▸ DATA EXTRACTS
- Opening Delimiter -

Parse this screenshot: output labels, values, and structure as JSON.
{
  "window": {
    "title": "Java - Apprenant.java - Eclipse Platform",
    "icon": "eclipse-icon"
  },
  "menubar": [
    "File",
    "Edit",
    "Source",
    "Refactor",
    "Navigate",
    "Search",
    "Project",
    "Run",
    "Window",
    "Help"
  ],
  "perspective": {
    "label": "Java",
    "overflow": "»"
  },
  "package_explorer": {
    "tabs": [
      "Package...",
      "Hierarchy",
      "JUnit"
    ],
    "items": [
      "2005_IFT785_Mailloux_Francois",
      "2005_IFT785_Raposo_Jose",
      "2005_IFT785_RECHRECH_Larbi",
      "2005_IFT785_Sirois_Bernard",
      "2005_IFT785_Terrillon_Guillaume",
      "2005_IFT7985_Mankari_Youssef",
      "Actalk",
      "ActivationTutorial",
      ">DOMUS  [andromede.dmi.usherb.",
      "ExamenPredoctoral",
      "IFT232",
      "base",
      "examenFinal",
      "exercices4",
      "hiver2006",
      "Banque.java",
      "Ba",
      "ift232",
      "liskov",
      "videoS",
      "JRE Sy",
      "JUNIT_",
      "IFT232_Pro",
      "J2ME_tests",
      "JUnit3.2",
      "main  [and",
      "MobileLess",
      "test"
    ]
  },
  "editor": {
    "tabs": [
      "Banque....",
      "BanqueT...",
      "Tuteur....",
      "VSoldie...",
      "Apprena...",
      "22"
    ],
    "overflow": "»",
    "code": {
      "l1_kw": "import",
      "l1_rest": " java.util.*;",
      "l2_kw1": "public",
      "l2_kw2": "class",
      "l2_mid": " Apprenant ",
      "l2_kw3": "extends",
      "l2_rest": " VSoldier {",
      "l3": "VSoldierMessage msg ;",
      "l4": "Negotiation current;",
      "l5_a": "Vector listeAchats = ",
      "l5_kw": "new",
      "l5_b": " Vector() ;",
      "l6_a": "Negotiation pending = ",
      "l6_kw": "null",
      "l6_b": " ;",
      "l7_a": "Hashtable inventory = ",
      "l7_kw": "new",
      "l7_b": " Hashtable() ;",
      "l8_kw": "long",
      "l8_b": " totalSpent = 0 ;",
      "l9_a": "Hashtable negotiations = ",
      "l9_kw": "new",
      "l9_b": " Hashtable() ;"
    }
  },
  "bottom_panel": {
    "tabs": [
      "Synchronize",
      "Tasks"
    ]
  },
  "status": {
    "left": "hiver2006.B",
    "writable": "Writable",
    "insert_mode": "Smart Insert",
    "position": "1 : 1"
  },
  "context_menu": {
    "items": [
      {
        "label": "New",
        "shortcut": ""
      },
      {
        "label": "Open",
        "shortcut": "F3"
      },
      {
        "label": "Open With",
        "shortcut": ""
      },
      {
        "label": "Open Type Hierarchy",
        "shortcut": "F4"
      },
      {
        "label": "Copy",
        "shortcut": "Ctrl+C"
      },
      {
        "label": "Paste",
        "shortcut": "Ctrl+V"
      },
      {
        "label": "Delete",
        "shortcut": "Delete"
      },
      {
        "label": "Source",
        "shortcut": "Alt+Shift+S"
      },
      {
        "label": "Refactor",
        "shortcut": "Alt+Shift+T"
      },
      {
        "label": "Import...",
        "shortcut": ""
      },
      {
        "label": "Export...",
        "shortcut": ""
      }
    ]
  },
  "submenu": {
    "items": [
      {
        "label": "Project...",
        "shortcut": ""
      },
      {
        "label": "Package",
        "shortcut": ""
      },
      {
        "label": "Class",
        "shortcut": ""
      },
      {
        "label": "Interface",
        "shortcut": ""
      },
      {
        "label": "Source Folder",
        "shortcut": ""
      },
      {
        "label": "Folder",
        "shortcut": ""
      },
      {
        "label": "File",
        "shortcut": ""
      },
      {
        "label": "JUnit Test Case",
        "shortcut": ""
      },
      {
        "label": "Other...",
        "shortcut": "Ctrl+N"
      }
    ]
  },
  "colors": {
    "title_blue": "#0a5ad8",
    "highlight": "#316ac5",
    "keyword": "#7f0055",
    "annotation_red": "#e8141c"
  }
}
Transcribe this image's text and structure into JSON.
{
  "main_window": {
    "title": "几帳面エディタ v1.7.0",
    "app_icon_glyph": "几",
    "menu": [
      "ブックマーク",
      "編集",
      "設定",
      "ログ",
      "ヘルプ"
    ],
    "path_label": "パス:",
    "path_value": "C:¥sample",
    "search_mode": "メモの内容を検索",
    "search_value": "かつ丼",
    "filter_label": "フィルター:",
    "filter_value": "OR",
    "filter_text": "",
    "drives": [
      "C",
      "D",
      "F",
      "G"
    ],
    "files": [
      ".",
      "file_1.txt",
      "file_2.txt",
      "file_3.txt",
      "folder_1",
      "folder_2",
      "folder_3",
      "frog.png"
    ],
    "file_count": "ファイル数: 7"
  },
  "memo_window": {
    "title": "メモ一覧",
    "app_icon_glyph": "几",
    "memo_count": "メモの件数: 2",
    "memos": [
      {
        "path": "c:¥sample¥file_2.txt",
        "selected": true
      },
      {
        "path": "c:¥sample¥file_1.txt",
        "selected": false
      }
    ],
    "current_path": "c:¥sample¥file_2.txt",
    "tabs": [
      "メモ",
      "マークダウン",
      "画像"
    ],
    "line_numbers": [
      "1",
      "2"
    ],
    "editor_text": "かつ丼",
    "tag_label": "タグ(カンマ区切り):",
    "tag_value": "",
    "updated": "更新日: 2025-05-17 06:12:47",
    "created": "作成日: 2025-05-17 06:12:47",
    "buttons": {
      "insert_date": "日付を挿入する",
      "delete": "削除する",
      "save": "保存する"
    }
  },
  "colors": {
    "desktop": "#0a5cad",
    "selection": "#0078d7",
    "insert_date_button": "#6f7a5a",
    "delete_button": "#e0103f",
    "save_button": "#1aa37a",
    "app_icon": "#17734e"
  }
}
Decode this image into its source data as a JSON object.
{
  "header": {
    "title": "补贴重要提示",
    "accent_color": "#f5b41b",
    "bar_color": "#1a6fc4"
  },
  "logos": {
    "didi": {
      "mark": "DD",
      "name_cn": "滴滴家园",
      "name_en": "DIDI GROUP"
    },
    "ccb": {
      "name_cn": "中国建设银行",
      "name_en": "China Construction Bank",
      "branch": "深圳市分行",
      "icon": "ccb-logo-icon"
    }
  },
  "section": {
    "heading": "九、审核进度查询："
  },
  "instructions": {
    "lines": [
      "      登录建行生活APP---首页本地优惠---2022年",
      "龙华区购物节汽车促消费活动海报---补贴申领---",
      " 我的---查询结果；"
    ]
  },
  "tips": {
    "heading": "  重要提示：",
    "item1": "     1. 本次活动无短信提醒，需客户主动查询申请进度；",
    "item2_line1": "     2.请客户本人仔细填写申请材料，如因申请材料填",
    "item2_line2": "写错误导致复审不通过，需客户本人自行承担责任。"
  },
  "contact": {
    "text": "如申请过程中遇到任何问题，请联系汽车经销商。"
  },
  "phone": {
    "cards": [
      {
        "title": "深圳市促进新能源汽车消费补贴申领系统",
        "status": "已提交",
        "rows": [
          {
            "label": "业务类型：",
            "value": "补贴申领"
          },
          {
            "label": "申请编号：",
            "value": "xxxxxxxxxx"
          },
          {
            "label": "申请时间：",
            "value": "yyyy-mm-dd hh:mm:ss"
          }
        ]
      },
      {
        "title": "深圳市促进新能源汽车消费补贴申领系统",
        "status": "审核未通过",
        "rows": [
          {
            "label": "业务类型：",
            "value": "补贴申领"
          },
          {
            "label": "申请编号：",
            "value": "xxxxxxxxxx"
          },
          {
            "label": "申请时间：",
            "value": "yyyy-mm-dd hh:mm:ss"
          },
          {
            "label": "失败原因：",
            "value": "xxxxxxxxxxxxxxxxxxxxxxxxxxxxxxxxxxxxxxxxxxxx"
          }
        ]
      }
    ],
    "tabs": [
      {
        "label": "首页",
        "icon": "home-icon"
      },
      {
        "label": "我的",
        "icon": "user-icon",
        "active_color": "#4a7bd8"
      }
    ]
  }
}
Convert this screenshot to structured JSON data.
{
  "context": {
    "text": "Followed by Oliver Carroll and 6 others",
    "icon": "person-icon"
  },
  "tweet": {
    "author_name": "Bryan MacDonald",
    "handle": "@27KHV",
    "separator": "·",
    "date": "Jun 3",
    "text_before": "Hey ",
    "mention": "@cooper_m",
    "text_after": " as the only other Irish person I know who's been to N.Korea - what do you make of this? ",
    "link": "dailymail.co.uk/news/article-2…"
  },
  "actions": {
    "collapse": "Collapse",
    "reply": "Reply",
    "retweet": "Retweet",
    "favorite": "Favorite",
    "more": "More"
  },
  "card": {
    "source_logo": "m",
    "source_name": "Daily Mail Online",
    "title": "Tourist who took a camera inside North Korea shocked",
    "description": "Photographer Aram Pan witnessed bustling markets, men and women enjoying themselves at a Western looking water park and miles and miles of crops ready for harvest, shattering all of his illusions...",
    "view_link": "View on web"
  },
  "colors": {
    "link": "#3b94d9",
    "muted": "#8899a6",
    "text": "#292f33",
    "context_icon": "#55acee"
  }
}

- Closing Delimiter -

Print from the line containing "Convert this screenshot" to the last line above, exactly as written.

▸ WRITTEN SOLUTION
Convert this screenshot to structured JSON data.
{
  "context": {
    "text": "Followed by Oliver Carroll and 6 others",
    "icon": "person-icon"
  },
  "tweet": {
    "author_name": "Bryan MacDonald",
    "handle": "@27KHV",
    "separator": "·",
    "date": "Jun 3",
    "text_before": "Hey ",
    "mention": "@cooper_m",
    "text_after": " as the only other Irish person I know who's been to N.Korea - what do you make of this? ",
    "link": "dailymail.co.uk/news/article-2…"
  },
  "actions": {
    "collapse": "Collapse",
    "reply": "Reply",
    "retweet": "Retweet",
    "favorite": "Favorite",
    "more": "More"
  },
  "card": {
    "source_logo": "m",
    "source_name": "Daily Mail Online",
    "title": "Tourist who took a camera inside North Korea shocked",
    "description": "Photographer Aram Pan witnessed bustling markets, men and women enjoying themselves at a Western looking water park and miles and miles of crops ready for harvest, shattering all of his illusions...",
    "view_link": "View on web"
  },
  "colors": {
    "link": "#3b94d9",
    "muted": "#8899a6",
    "text": "#292f33",
    "context_icon": "#55acee"
  }
}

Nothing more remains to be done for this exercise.